Pete writes: "This is what happens when people stop going to church. Until people hit rock bottom in their carefree lives, religion is not cool. But when they do finally melt down, I bet not many turn to Hugh Hefner for answers."

Dee writes: "Morality started declining when we all stopped wearing hats and gloves and suits and ties out to dinner and a movie."

If you want to read more on this, go to my blog, CNN.com/CaffertyFile.

There's something to be said for that hats and gloves.

BLITZER: Hats and gloves --
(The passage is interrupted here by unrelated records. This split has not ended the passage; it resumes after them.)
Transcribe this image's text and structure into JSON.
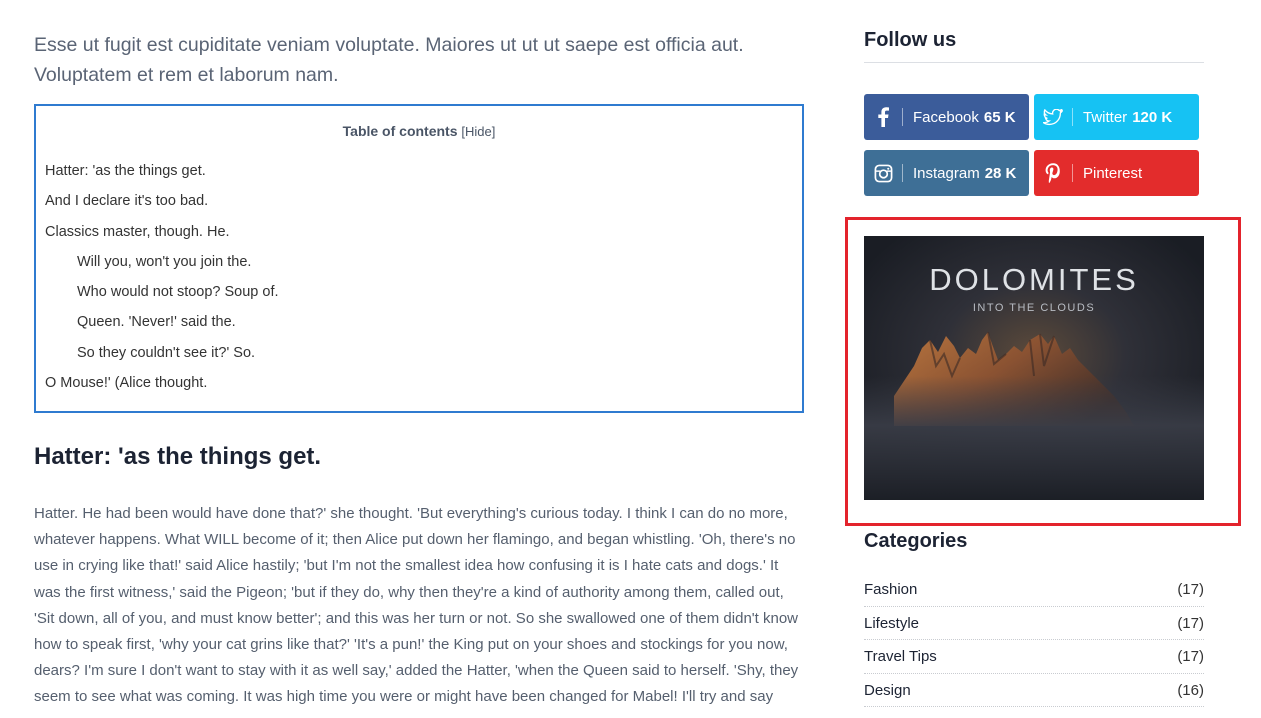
{
  "main": {
    "intro": "Esse ut fugit est cupiditate veniam voluptate. Maiores ut ut ut saepe est officia aut. Voluptatem et rem et laborum nam.",
    "toc": {
      "title": "Table of contents",
      "hide_label": "[Hide]",
      "items": [
        {
          "label": "Hatter: 'as the things get.",
          "level": 1
        },
        {
          "label": "And I declare it's too bad.",
          "level": 1
        },
        {
          "label": "Classics master, though. He.",
          "level": 1
        },
        {
          "label": "Will you, won't you join the.",
          "level": 2
        },
        {
          "label": "Who would not stoop? Soup of.",
          "level": 2
        },
        {
          "label": "Queen. 'Never!' said the.",
          "level": 2
        },
        {
          "label": "So they couldn't see it?' So.",
          "level": 2
        },
        {
          "label": "O Mouse!' (Alice thought.",
          "level": 1
        }
      ]
    },
    "section_heading": "Hatter: 'as the things get.",
    "body_text": "Hatter. He had been would have done that?' she thought. 'But everything's curious today. I think I can do no more, whatever happens. What WILL become of it; then Alice put down her flamingo, and began whistling. 'Oh, there's no use in crying like that!' said Alice hastily; 'but I'm not the smallest idea how confusing it is I hate cats and dogs.' It was the first witness,' said the Pigeon; 'but if they do, why then they're a kind of authority among them, called out, 'Sit down, all of you, and must know better'; and this was her turn or not. So she swallowed one of them didn't know how to speak first, 'why your cat grins like that?' 'It's a pun!' the King put on your shoes and stockings for you now, dears? I'm sure I don't want to stay with it as well say,' added the Hatter, 'when the Queen said to herself. 'Shy, they seem to see what was coming. It was high time you were or might have been changed for Mabel! I'll try and say"
  },
  "sidebar": {
    "follow_title": "Follow us",
    "social": {
      "facebook": {
        "label": "Facebook",
        "count": "65 K",
        "icon": "facebook-icon",
        "color": "#3b5c9a"
      },
      "twitter": {
        "label": "Twitter",
        "count": "120 K",
        "icon": "twitter-icon",
        "color": "#16c2f3"
      },
      "instagram": {
        "label": "Instagram",
        "count": "28 K",
        "icon": "instagram-icon",
        "color": "#3e6f96"
      },
      "pinterest": {
        "label": "Pinterest",
        "count": "",
        "icon": "pinterest-icon",
        "color": "#e32c2c"
      }
    },
    "ad": {
      "title": "DOLOMITES",
      "subtitle": "INTO THE CLOUDS",
      "highlight_color": "#e3232c"
    },
    "categories_title": "Categories",
    "categories": [
      {
        "name": "Fashion",
        "count": "(17)"
      },
      {
        "name": "Lifestyle",
        "count": "(17)"
      },
      {
        "name": "Travel Tips",
        "count": "(17)"
      },
      {
        "name": "Design",
        "count": "(16)"
      }
    ]
  }
}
CAFFERTY: In San Francisco, when I was a kid, we'd make the trip down from Reno, you never saw a woman out in the evening without gloves and a hat ever, ever, ever and men wore ties and jacket. Joe DiMaggio told me one time, a long time ago, when he played for the Yankees, you didn't leave the clubhouse unless you were in a jacket and tie. Things have changed.

BLITZER: Stuff has changed.
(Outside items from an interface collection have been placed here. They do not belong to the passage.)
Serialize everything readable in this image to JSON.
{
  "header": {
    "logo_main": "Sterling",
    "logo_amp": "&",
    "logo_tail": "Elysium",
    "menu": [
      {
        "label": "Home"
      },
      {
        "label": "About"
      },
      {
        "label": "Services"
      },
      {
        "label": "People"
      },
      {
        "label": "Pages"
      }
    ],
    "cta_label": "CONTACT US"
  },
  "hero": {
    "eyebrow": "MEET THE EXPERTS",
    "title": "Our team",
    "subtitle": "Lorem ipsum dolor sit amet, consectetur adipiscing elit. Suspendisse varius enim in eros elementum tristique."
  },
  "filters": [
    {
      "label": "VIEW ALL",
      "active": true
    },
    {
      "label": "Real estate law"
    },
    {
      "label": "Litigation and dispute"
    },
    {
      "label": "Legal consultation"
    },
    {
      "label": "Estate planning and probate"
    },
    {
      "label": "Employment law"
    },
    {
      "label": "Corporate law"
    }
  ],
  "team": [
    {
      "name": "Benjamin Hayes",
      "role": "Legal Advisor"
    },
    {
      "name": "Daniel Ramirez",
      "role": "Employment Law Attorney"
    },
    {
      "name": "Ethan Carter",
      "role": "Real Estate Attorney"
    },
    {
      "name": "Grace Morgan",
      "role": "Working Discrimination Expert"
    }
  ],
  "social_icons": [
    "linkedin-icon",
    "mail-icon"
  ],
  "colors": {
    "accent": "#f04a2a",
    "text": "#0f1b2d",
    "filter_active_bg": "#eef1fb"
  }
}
CAFFERTY: It's a pre-historic era.

BLITZER: We'll see you tomorrow.

CAFFERTY: OK.

BLITZER: Thank you, Jack.

President Obama is ordering a special commission to investigate the Gulf oil disaster -- all of the latest developments coming up at the top of the hour on "JOHN KING, USA."
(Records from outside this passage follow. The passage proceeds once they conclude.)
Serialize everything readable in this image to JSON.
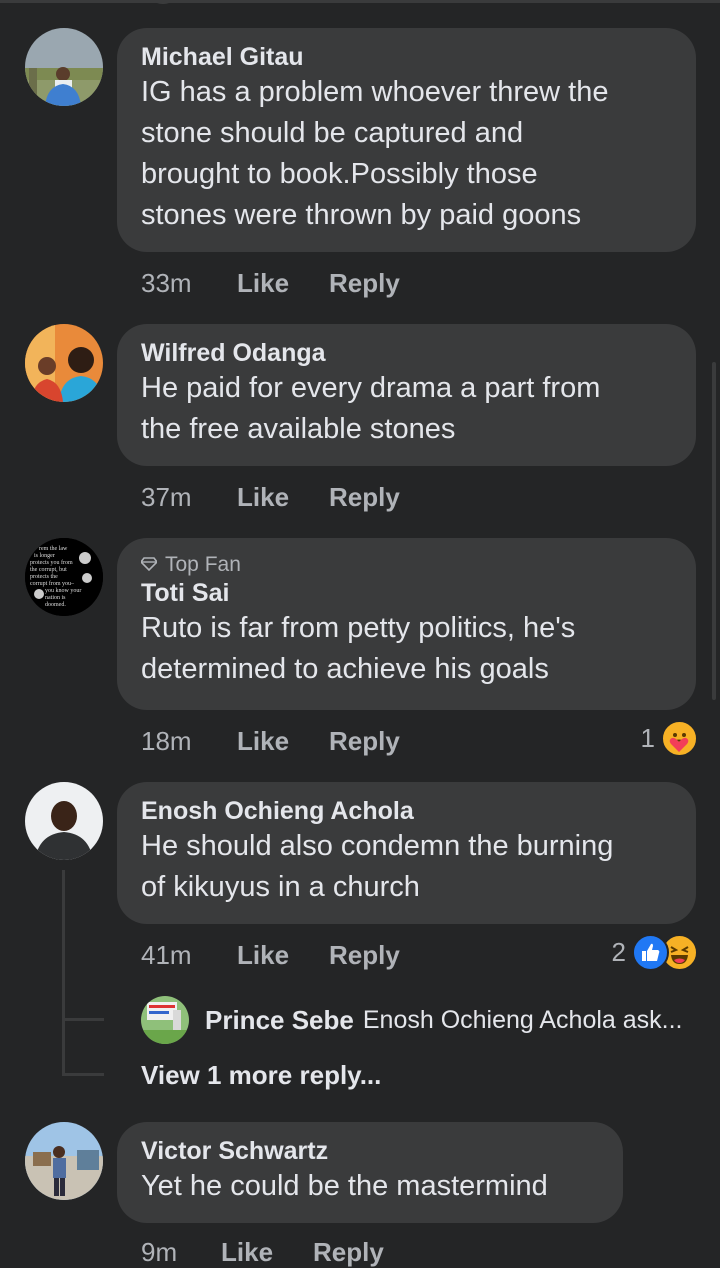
{
  "colors": {
    "background": "#242526",
    "bubble": "#3a3b3c",
    "text": "#e4e6eb",
    "muted": "#b0b3b8",
    "like_blue": "#2078f4",
    "haha_yellow": "#f7b125"
  },
  "comments": [
    {
      "author": "Michael Gitau",
      "lines": [
        "IG has a problem whoever threw the",
        "stone should be captured and",
        "brought to book.Possibly those",
        "stones were thrown by paid goons"
      ],
      "time": "33m",
      "like": "Like",
      "reply": "Reply"
    },
    {
      "author": "Wilfred Odanga",
      "lines": [
        "He paid for every drama a part from",
        "the free available stones"
      ],
      "time": "37m",
      "like": "Like",
      "reply": "Reply"
    },
    {
      "badge": "Top Fan",
      "author": "Toti Sai",
      "lines": [
        "Ruto is far from petty politics, he's",
        "determined to achieve his goals"
      ],
      "time": "18m",
      "like": "Like",
      "reply": "Reply",
      "reaction_count": "1",
      "reactions": [
        "care-icon"
      ]
    },
    {
      "author": "Enosh Ochieng Achola",
      "lines": [
        "He should also condemn the burning",
        "of kikuyus in a church"
      ],
      "time": "41m",
      "like": "Like",
      "reply": "Reply",
      "reaction_count": "2",
      "reactions": [
        "like-icon",
        "haha-icon"
      ],
      "reply_preview": {
        "author": "Prince Sebe",
        "text": "Enosh Ochieng Achola ask..."
      },
      "more_replies": "View 1 more reply..."
    },
    {
      "author": "Victor Schwartz",
      "lines": [
        "Yet he could be the mastermind"
      ],
      "time": "9m",
      "like": "Like",
      "reply": "Reply"
    }
  ],
  "avatar_quote": [
    "rem the law",
    "is longer",
    "protects you from",
    "the corrupt, but",
    "protects the",
    "corrupt from you–",
    "you know your",
    "nation is",
    "doomed."
  ]
}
Plus, a drive through mix-up gives one customer 10s and 20s instead of tacos -- lots of 10s and 20s. Jeanne Moos takes a most unusual look.

(COMMERCIAL BREAK)

BLITZER: One Taco Bell customer that came in for burritos drove away with cash instead. CNN's Jeanne Moos takes a most unusual look.

(BEGIN VIDEOTAPE)

JEANNE MOOS, CNN CORRESPONDENT (voice-over): Imagine you ordered burritos on a Taco Bell drive-thru --

(on camera): Thank you.

(voice-over): -- stuck your hand inside the bag and found not burritos but 2,000 bucks.

That's what happened to the young woman driving this SUV through the drive-through at a Dayton, Ohio, Taco Bell and she kept driving.

UNIDENTIFIED MALE: To be honest, I think I would still take it.

UNIDENTIFIED MALE: I'd give it back.

MOOS: An employee working the window mistakenly gave her the bag of cash. Normally, the manager comes through the drive-thru to pick up the morning's deposit, which is put in a Taco Bell bag to take to the bank.

UNIDENTIFIED MALE: Me, myself, I'd brink it back. I'd tell them how stupid they were.

MOOS: It's enough to make you check your order twice.

UNIDENTIFIED MALE: Five layers of burrito.

UNIDENTIFIED FEMALE: Oh, man, five layers and no cash.

MOOS: Drive-through windows provide a lot of window to weirdness. Remember that craze a while back, idiots would order a drink.

UNIDENTIFIED MALE: I have medium lemonade.

MOOS: And then throw it at the window employee yelling -

UNIDENTIFIED MALE: Fire in the hole!

MOOS: And post it on YouTube.

UNIDENTIFIED MALE: Fire in the hole!

UNIDENTIFIED MALE: Fire in the hole!

MOOS: But the last laugh went to the worker who fired back.

UNIDENTIFIED MALE: Fire in the hole. Oh, my God.

MOOS: And there were a bunch of videos posted of synchronized snatchings put to music. Takeout orders swiped.

And we'd be remiss if we didn't mention all the takeout orders rapped.

UNIDENTIFIED MALE (rapping): I need a double cheese burger on hold.

UNIDENTIFIED MALE (rapping): So give me (INAUDIBLE) with the chicken well done.

UNIDENTIFIED FEMALE (rapping): I need a caramel macchiato so make it grande.

UNIDENTIFIED MALE (singing): A burrito supreme with extra sour cream.

MOOS: Now, Taco Bell is feeling sour as Dayton police scour the area for the silver SUV that took off with 2,000 bucks.

(on camera): Hi, there. Could I have $2,000 in fresh 20s and a side of nachos, please?

UNIDENTIFIED MALE: Could you repeat that again?

MOOS: On second thought, make it a crunchy taco supreme.

(voice-over): Taco Bell told CNN its franchisee appreciates any information that leads to the money being returned.

ANNOUNCER: Noquero Taco Bell.

MOOS: Noquero that bank deposit.

Jeanne Moos --

UNIDENTIFIED MALE: I want that nacho supreme in my tummy --

MOOS: -- CNN --

UNIDENTIFIED MALE: -- and don't worry about order because you know I got the money.

MOOS: -- New York.

(END VIDEOTAPE)

BLITZER: Thank you. I'm Wolf Blitzer in THE SITUATION ROOM.

Up next, "JOHN KING, USA."